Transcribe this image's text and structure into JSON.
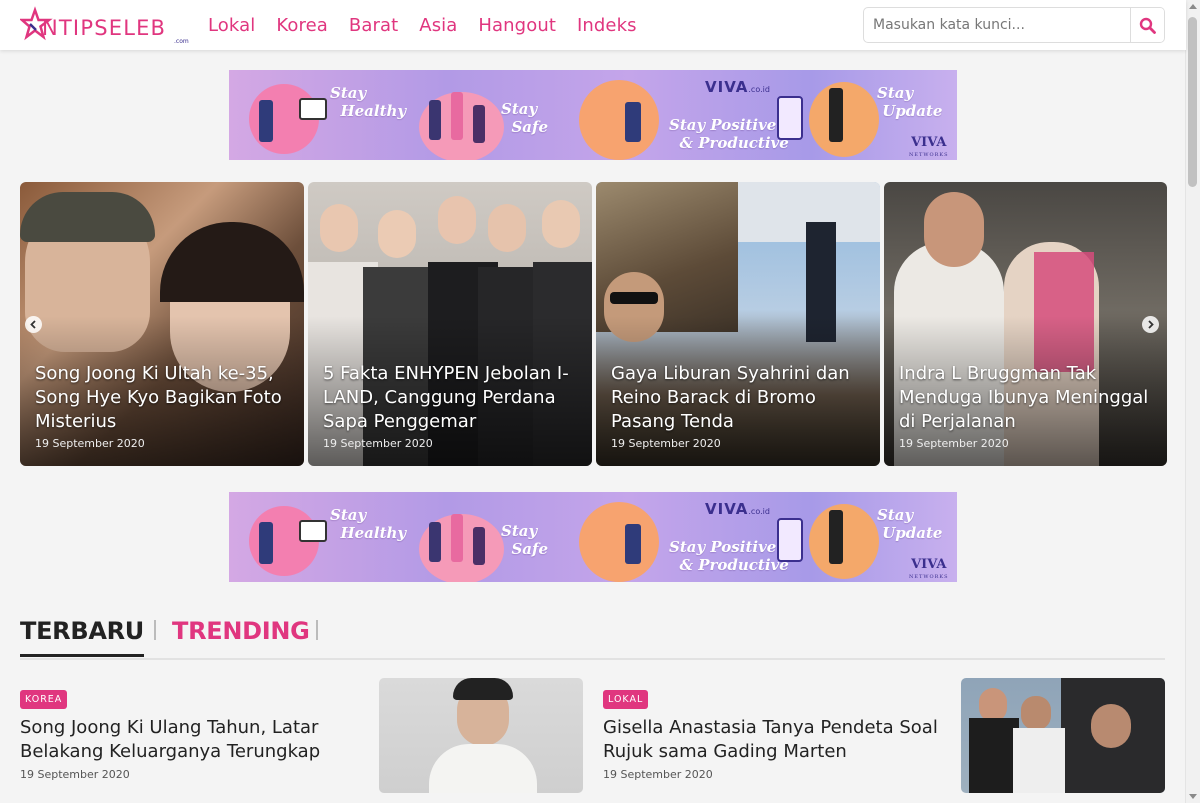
{
  "header": {
    "logo_text": "INTIPSELEB",
    "logo_suffix": ".com",
    "nav": [
      "Lokal",
      "Korea",
      "Barat",
      "Asia",
      "Hangout",
      "Indeks"
    ],
    "search_placeholder": "Masukan kata kunci..."
  },
  "ads": {
    "top": {
      "phrases": [
        "Stay\nHealthy",
        "Stay\nSafe",
        "Stay Positive\n& Productive",
        "Stay\nUpdate"
      ],
      "brand": "VIVA",
      "brand_suffix": ".co.id",
      "network": "VIVA",
      "network_sub": "NETWORKS"
    },
    "middle": {
      "phrases": [
        "Stay\nHealthy",
        "Stay\nSafe",
        "Stay Positive\n& Productive",
        "Stay\nUpdate"
      ],
      "brand": "VIVA",
      "brand_suffix": ".co.id",
      "network": "VIVA",
      "network_sub": "NETWORKS"
    }
  },
  "slider": {
    "cards": [
      {
        "title": "Song Joong Ki Ultah ke-35, Song Hye Kyo Bagikan Foto Misterius",
        "date": "19 September 2020"
      },
      {
        "title": "5 Fakta ENHYPEN Jebolan I-LAND, Canggung Perdana Sapa Penggemar",
        "date": "19 September 2020"
      },
      {
        "title": "Gaya Liburan Syahrini dan Reino Barack di Bromo Pasang Tenda",
        "date": "19 September 2020"
      },
      {
        "title": "Indra L Bruggman Tak Menduga Ibunya Meninggal di Perjalanan",
        "date": "19 September 2020"
      }
    ]
  },
  "tabs": {
    "active": "TERBARU",
    "inactive": "TRENDING"
  },
  "articles": [
    {
      "category": "KOREA",
      "title": "Song Joong Ki Ulang Tahun, Latar Belakang Keluarganya Terungkap",
      "date": "19 September 2020"
    },
    {
      "category": "LOKAL",
      "title": "Gisella Anastasia Tanya Pendeta Soal Rujuk sama Gading Marten",
      "date": "19 September 2020"
    }
  ],
  "colors": {
    "accent": "#e0367f",
    "text": "#222222",
    "background": "#f4f4f4"
  }
}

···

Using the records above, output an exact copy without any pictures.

▸ ANSWER SPACE:
Transcribe this image's text and structure into JSON.
{
  "header": {
    "logo_text": "INTIPSELEB",
    "logo_suffix": ".com",
    "nav": [
      "Lokal",
      "Korea",
      "Barat",
      "Asia",
      "Hangout",
      "Indeks"
    ],
    "search_placeholder": "Masukan kata kunci..."
  },
  "ads": {
    "top": {
      "phrases": [
        "Stay\nHealthy",
        "Stay\nSafe",
        "Stay Positive\n& Productive",
        "Stay\nUpdate"
      ],
      "brand": "VIVA",
      "brand_suffix": ".co.id",
      "network": "VIVA",
      "network_sub": "NETWORKS"
    },
    "middle": {
      "phrases": [
        "Stay\nHealthy",
        "Stay\nSafe",
        "Stay Positive\n& Productive",
        "Stay\nUpdate"
      ],
      "brand": "VIVA",
      "brand_suffix": ".co.id",
      "network": "VIVA",
      "network_sub": "NETWORKS"
    }
  },
  "slider": {
    "cards": [
      {
        "title": "Song Joong Ki Ultah ke-35, Song Hye Kyo Bagikan Foto Misterius",
        "date": "19 September 2020"
      },
      {
        "title": "5 Fakta ENHYPEN Jebolan I-LAND, Canggung Perdana Sapa Penggemar",
        "date": "19 September 2020"
      },
      {
        "title": "Gaya Liburan Syahrini dan Reino Barack di Bromo Pasang Tenda",
        "date": "19 September 2020"
      },
      {
        "title": "Indra L Bruggman Tak Menduga Ibunya Meninggal di Perjalanan",
        "date": "19 September 2020"
      }
    ]
  },
  "tabs": {
    "active": "TERBARU",
    "inactive": "TRENDING"
  },
  "articles": [
    {
      "category": "KOREA",
      "title": "Song Joong Ki Ulang Tahun, Latar Belakang Keluarganya Terungkap",
      "date": "19 September 2020"
    },
    {
      "category": "LOKAL",
      "title": "Gisella Anastasia Tanya Pendeta Soal Rujuk sama Gading Marten",
      "date": "19 September 2020"
    }
  ],
  "colors": {
    "accent": "#e0367f",
    "text": "#222222",
    "background": "#f4f4f4"
  }
}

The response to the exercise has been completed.